When should i use the streaming version and when the SSE2 vs _mm_load_si128? What is the performance trade-off?

5

The streaming load intrinsic (mm_stream_load_si128) performs the load "using a non-temporal memory hint" (according to the Intel Intrinsics Guide). This means that the value loaded will not cause anything to be evicted from the cache.

This is useful if you are assembling a lot of data together that you are going to operate on immediately and not look at again for a "long" time. Most commonly this happens during streaming operations. I have used it when I know I am performing a simple operation on a large data set, where I know the data will quickly get evicted from the cache anyway.
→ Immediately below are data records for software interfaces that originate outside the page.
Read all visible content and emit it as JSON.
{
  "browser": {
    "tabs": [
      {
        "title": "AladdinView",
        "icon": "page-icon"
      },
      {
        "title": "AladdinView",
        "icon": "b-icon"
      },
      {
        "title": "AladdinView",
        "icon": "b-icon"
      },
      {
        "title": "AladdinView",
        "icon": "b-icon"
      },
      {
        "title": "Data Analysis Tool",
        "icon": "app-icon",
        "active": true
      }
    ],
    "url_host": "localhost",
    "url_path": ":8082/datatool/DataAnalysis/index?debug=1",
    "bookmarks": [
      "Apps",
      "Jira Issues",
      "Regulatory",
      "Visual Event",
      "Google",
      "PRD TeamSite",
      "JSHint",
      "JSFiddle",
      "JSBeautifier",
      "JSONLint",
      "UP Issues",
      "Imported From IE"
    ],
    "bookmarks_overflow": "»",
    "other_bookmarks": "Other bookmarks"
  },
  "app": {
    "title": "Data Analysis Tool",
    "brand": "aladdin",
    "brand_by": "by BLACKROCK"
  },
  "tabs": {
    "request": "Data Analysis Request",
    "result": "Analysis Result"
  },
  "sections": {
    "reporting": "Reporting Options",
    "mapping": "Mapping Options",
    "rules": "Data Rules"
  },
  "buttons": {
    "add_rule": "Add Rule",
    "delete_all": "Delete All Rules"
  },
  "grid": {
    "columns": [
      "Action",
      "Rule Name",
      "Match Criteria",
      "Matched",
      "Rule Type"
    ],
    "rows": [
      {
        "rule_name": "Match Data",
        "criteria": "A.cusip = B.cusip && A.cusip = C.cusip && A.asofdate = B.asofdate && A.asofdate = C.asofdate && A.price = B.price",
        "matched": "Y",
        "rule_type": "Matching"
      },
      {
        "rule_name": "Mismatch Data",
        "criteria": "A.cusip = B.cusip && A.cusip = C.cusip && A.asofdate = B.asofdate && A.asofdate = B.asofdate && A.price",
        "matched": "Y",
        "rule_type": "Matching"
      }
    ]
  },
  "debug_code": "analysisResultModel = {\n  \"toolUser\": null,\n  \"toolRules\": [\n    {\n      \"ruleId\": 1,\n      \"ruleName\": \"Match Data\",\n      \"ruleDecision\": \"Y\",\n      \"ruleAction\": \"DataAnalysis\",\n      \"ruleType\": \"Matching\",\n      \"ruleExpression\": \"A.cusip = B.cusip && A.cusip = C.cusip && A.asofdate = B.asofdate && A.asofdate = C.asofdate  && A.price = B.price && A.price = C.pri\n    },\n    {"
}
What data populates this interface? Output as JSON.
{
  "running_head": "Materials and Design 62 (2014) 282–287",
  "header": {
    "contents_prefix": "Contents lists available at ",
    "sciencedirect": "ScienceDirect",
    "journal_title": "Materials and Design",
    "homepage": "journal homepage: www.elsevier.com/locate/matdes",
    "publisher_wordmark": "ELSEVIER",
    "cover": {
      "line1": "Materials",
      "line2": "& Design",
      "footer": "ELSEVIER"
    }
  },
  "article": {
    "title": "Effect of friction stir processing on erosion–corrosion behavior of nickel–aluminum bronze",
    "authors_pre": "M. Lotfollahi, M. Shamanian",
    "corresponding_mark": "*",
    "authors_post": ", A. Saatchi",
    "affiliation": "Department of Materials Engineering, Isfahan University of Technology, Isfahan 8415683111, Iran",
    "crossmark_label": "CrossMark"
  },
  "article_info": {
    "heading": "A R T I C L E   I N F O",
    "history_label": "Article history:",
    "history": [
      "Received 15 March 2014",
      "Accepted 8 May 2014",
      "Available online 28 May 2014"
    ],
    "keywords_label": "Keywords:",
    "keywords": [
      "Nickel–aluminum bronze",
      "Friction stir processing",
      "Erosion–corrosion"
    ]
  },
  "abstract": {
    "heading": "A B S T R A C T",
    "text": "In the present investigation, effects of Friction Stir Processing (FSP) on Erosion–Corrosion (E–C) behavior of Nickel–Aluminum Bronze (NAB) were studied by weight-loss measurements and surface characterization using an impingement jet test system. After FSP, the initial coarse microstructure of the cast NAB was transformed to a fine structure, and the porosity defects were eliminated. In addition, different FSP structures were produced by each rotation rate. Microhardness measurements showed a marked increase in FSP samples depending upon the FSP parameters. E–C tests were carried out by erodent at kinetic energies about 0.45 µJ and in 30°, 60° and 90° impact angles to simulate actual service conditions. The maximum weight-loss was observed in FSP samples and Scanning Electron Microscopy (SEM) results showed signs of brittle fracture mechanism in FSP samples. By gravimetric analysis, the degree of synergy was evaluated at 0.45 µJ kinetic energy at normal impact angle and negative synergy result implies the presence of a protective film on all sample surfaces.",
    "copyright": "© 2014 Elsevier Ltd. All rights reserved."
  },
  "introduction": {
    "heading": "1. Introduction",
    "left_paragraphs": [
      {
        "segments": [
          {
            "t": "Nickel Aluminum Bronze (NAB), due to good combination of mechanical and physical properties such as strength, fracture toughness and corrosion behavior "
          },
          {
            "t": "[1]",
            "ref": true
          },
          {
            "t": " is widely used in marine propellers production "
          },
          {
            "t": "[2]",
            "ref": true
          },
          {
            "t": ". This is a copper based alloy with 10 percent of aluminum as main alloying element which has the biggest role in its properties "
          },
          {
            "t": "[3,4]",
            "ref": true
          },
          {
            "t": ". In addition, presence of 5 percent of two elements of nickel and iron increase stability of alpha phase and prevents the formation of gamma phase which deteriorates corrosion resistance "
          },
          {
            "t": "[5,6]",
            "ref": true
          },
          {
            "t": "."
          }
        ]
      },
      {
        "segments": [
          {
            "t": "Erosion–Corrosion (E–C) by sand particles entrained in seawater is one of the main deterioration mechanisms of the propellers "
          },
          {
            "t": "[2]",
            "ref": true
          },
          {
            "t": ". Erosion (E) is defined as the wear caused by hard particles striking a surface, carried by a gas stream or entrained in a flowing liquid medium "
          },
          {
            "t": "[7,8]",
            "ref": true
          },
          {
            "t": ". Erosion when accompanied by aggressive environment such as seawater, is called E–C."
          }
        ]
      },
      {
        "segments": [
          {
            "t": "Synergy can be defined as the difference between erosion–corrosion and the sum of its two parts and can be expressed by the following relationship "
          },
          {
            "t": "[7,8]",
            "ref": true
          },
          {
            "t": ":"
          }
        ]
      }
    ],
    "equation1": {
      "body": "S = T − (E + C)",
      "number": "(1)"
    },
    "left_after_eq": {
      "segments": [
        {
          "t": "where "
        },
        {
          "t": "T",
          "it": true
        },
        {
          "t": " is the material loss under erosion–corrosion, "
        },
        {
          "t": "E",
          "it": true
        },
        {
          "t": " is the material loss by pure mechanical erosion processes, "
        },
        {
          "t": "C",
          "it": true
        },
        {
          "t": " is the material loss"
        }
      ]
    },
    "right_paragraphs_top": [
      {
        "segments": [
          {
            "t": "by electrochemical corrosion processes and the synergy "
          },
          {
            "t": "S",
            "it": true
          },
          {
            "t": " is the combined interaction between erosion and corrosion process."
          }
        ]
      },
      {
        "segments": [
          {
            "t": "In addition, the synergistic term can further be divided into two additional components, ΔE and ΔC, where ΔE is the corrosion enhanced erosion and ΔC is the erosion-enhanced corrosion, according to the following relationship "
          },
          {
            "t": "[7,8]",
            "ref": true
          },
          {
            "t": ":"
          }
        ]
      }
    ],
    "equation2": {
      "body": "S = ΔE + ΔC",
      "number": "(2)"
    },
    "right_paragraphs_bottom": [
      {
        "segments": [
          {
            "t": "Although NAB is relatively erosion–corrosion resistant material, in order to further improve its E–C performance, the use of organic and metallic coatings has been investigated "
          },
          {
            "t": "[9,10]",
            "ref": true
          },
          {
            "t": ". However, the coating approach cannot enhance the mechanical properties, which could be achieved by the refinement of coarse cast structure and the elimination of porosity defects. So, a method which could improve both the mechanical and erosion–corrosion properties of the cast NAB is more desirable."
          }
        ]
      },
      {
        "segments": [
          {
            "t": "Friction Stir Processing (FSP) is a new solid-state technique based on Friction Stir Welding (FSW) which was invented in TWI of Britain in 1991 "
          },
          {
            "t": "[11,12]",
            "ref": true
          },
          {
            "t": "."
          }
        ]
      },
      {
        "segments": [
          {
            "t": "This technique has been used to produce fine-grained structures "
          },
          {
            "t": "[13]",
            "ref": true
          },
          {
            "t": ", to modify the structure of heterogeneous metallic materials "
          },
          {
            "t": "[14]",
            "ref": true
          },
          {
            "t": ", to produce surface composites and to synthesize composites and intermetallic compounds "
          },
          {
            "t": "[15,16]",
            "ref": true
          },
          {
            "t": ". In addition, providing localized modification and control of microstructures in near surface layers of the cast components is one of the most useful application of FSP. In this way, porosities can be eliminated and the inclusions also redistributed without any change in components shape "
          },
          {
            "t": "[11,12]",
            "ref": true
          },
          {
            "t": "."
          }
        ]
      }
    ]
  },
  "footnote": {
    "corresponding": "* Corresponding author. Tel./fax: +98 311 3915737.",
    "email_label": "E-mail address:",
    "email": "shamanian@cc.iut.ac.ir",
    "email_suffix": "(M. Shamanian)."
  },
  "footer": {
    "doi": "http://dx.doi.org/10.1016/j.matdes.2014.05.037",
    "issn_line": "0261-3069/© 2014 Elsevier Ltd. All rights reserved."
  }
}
Operations such as memcpy also fall under this category.

The non-streaming load (mm_load_si128) will retrieve the value and it will be subject to normal caching rules. It may evict old cache entries if needed, and will be able to be retrieved from the cache until it is evicted.

If you expect to use the data again before a normal cache eviction would occur, then the non-streaming load is preferred. If you are operating on a large data set where a given piece of data is not expected to be accessed again before it would have been kicked out of the cache, the streaming load is preferred.

  • I don’t understand, why is this beneficial for memcpy of other code that access continuous blocks or RAM? Cache line is 64 bytes = 4x __m128i, i.e. having it cached speeds up the next 3 loads by a huge factor? – Soonts Sep 28 '17 at 2:21
  • Based on last comment from an old topic on that matter: software.intel.com/en-us/forums/intel-isa-extensions/topic/… Assuming CPU optimizes such a read at all the data is loaded into a cache line-size buffer, which is separate from the data cache. There is not many of these buffers available so best when the content of the buffer is read in subsequent instructions otherwise it might be lost and needed to be reacquired with potentially big performance penalty. And the copying itself will not be faster than with cached memory - but will not evict entire working set from cache. – user377178 Jan 16 '18 at 0:11

Your Answer

By clicking “Post Your Answer”, you agree to our terms of service, privacy policy and cookie policy

Not the answer you're looking for? Browse other questions tagged or ask your own question.